For Bruce Rauner, next November and the 2016 general election can’t come fast enough.
Illinois’ GOP governor is suffering through another one of those weeks, caught in a sort of awkward middle ground where no one really likes him. Just in the past seven days no fewer than four of the state’s Republican congressmen made it clear they’re not now backing Rauner for a new term, his financial relationship with big-contributor Dick Uihlein came under fire, and the governor himself seemed to waffle on whether he’s for or against the big tax bill pending in Washington.
Then the National Review, long a pillar of the conservative Republican establishment, labeled him the worst GOP governor in the country—this only an hour or two before Democratic gubernatorial hopeful Chris Kennedy blasted him for endorsing the “disastrous” tax bill.
It’s all got to be weighing on the Chicago private-equity mogul who thought he would save the state. It certainly is showing on his increasingly haggard face.
The National Review piece was greeted with unrestrained joy by state Rep. Jeanne Ives, the Wheaton conservative who is opposing Rauner in the upcoming GOP primary.
“Republicans understand that Gov. Rauner is unelectable,” Ives declared in a statement. “He betrayed his party’s values. He broke promises. And lied about his intentions, most notably on a bill that forces taxpayer funding of abortion on demand.”

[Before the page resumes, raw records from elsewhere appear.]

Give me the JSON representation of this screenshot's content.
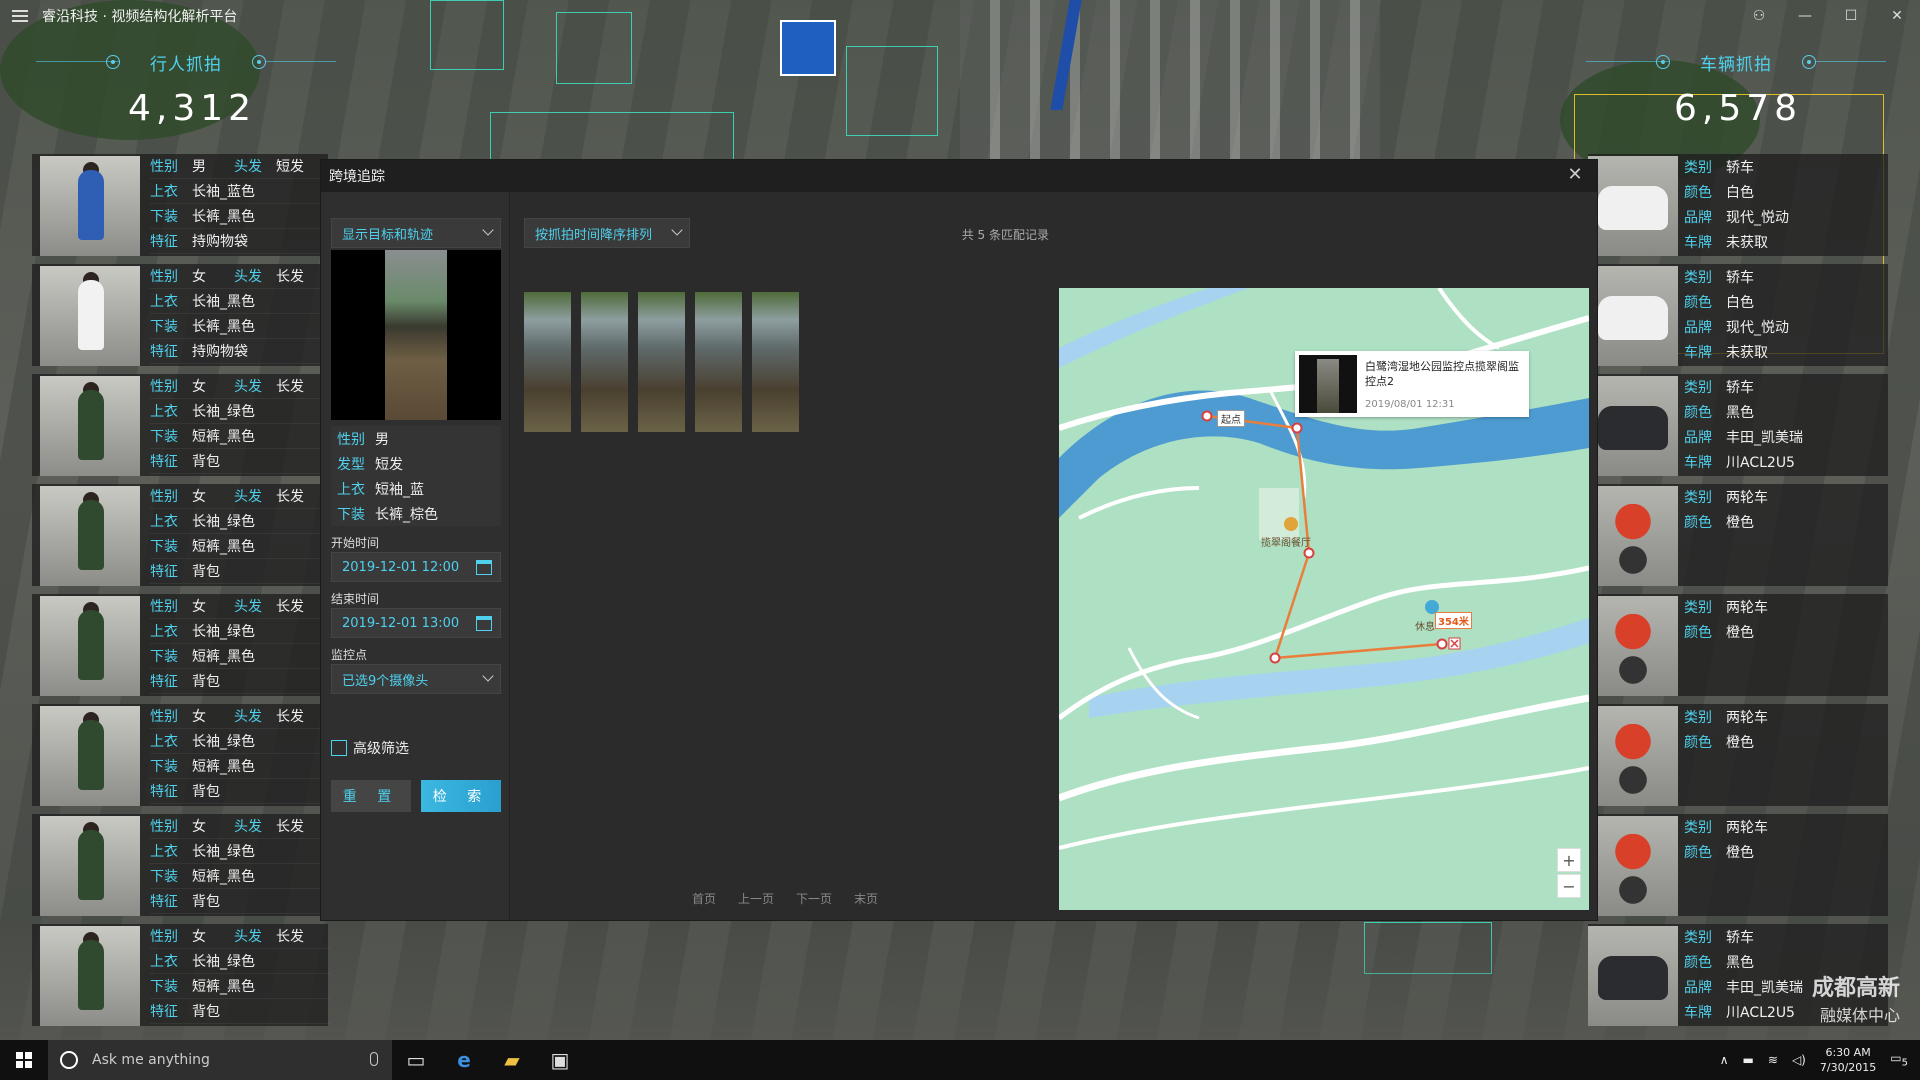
{
  "app": {
    "title": "睿沿科技 · 视频结构化解析平台"
  },
  "pedestrian": {
    "title": "行人抓拍",
    "count": "4,312",
    "field_labels": {
      "gender": "性别",
      "hair": "头发",
      "top": "上衣",
      "bottom": "下装",
      "feature": "特征"
    },
    "cards": [
      {
        "gender": "男",
        "hair": "短发",
        "top": "长袖_蓝色",
        "bottom": "长裤_黑色",
        "feature": "持购物袋",
        "color": "#2f5fb5"
      },
      {
        "gender": "女",
        "hair": "长发",
        "top": "长袖_黑色",
        "bottom": "长裤_黑色",
        "feature": "持购物袋",
        "color": "#f2f2f2"
      },
      {
        "gender": "女",
        "hair": "长发",
        "top": "长袖_绿色",
        "bottom": "短裤_黑色",
        "feature": "背包",
        "color": "#2f4a2e"
      },
      {
        "gender": "女",
        "hair": "长发",
        "top": "长袖_绿色",
        "bottom": "短裤_黑色",
        "feature": "背包",
        "color": "#2f4a2e"
      },
      {
        "gender": "女",
        "hair": "长发",
        "top": "长袖_绿色",
        "bottom": "短裤_黑色",
        "feature": "背包",
        "color": "#2f4a2e"
      },
      {
        "gender": "女",
        "hair": "长发",
        "top": "长袖_绿色",
        "bottom": "短裤_黑色",
        "feature": "背包",
        "color": "#2f4a2e"
      },
      {
        "gender": "女",
        "hair": "长发",
        "top": "长袖_绿色",
        "bottom": "短裤_黑色",
        "feature": "背包",
        "color": "#2f4a2e"
      },
      {
        "gender": "女",
        "hair": "长发",
        "top": "长袖_绿色",
        "bottom": "短裤_黑色",
        "feature": "背包",
        "color": "#2f4a2e"
      }
    ]
  },
  "vehicle": {
    "title": "车辆抓拍",
    "count": "6,578",
    "field_labels": {
      "type": "类别",
      "color": "颜色",
      "brand": "品牌",
      "plate": "车牌"
    },
    "cards": [
      {
        "type": "轿车",
        "color": "白色",
        "brand": "现代_悦动",
        "plate": "未获取",
        "kind": "car",
        "fill": "#f0f0f0"
      },
      {
        "type": "轿车",
        "color": "白色",
        "brand": "现代_悦动",
        "plate": "未获取",
        "kind": "car",
        "fill": "#f0f0f0"
      },
      {
        "type": "轿车",
        "color": "黑色",
        "brand": "丰田_凯美瑞",
        "plate": "川ACL2U5",
        "kind": "car",
        "fill": "#2a2c30"
      },
      {
        "type": "两轮车",
        "color": "橙色",
        "kind": "bike",
        "fill": "#d8402a"
      },
      {
        "type": "两轮车",
        "color": "橙色",
        "kind": "bike",
        "fill": "#d8402a"
      },
      {
        "type": "两轮车",
        "color": "橙色",
        "kind": "bike",
        "fill": "#d8402a"
      },
      {
        "type": "两轮车",
        "color": "橙色",
        "kind": "bike",
        "fill": "#d8402a"
      },
      {
        "type": "轿车",
        "color": "黑色",
        "brand": "丰田_凯美瑞",
        "plate": "川ACL2U5",
        "kind": "car",
        "fill": "#2a2c30"
      }
    ]
  },
  "dialog": {
    "title": "跨境追踪",
    "display_mode": "显示目标和轨迹",
    "sort_mode": "按抓拍时间降序排列",
    "match_count": "共 5 条匹配记录",
    "target_attrs": [
      {
        "k": "性别",
        "v": "男"
      },
      {
        "k": "发型",
        "v": "短发"
      },
      {
        "k": "上衣",
        "v": "短袖_蓝"
      },
      {
        "k": "下装",
        "v": "长裤_棕色"
      }
    ],
    "start_label": "开始时间",
    "start_value": "2019-12-01  12:00",
    "end_label": "结束时间",
    "end_value": "2019-12-01  13:00",
    "camera_label": "监控点",
    "camera_value": "已选9个摄像头",
    "advanced_filter": "高级筛选",
    "reset_btn": "重 置",
    "search_btn": "检 索",
    "pager": {
      "first": "首页",
      "prev": "上一页",
      "next": "下一页",
      "last": "末页"
    },
    "map": {
      "popup_title": "白鹭湾湿地公园监控点揽翠阁监控点2",
      "popup_time": "2019/08/01  12:31",
      "start_tag": "起点",
      "poi": "揽翠阁餐厅",
      "poi2": "休息",
      "distance": "354米",
      "zoom_in": "+",
      "zoom_out": "−"
    }
  },
  "taskbar": {
    "search_placeholder": "Ask me anything",
    "time": "6:30 AM",
    "date": "7/30/2015",
    "notif_count": "5"
  },
  "watermark": {
    "line1": "成都高新",
    "line2": "融媒体中心"
  }
}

Ives is right about the latter. Rauner was for abortion rights, then against them, before he finally was for them again. The position irritated just about everybody on all sides of the volatile abortion issue and was only the latest sign a guy who couldn’t get his own way on taxes, workers compensation reform, spending or lots of other things couldn’t find a middle ground to get what he needed.
“He never understood the concept of 30 and 60,” quips Greg Baise, the veteran Republican who heads the Illinois Manufacturers’ Association, referring to the number of votes needed to pass a bill in the Democratic-controlled Senate and House, respectively.
To put it a little differently, it took Rauner three years to learn, if he really has learned, the difference between firing off orders as a private-equity chieftain and governing a mostly Democratic blue state.
That having been said, though, Ives is way, way to the political right, not only on social but many economic issues. And recent Illinois political history suggests that when given a choice between a moderate like Jim Thompson or Jim Edgar, and a conservative such as Steve Baer or Jack Roeser, a majority of Illinois Republicans side with the moderate.
Rauner had better hope that calculus still holds. If it does, he’ll get to the more fertile territory of attacking Democrats like Speaker Mike Madigan.
Indeed, Rauner’s campaign spokesman stressed that same National Review piece “pointed out that Mike Madigan and his cronies have consistently blocked Gov. Rauner’s reform agenda just to protect their own corrupt practices.”
That’s a clear sign of where Bruce Rauner wants to go this campaign season: to a place where he’s not running against himself but against Madigan and whoever the Democrats nominate for governor. In that contest, all the nasty things Ives and the conservatives are saying about him now actually might help help by sort of inoculating him, allowing him to say in the general election contest that he’s not that extreme.
First, though, Rauner has to make it through the winter. As any Chicagoan can tell you, winter hereabouts can be long and bitter before the crocuses finally bloom.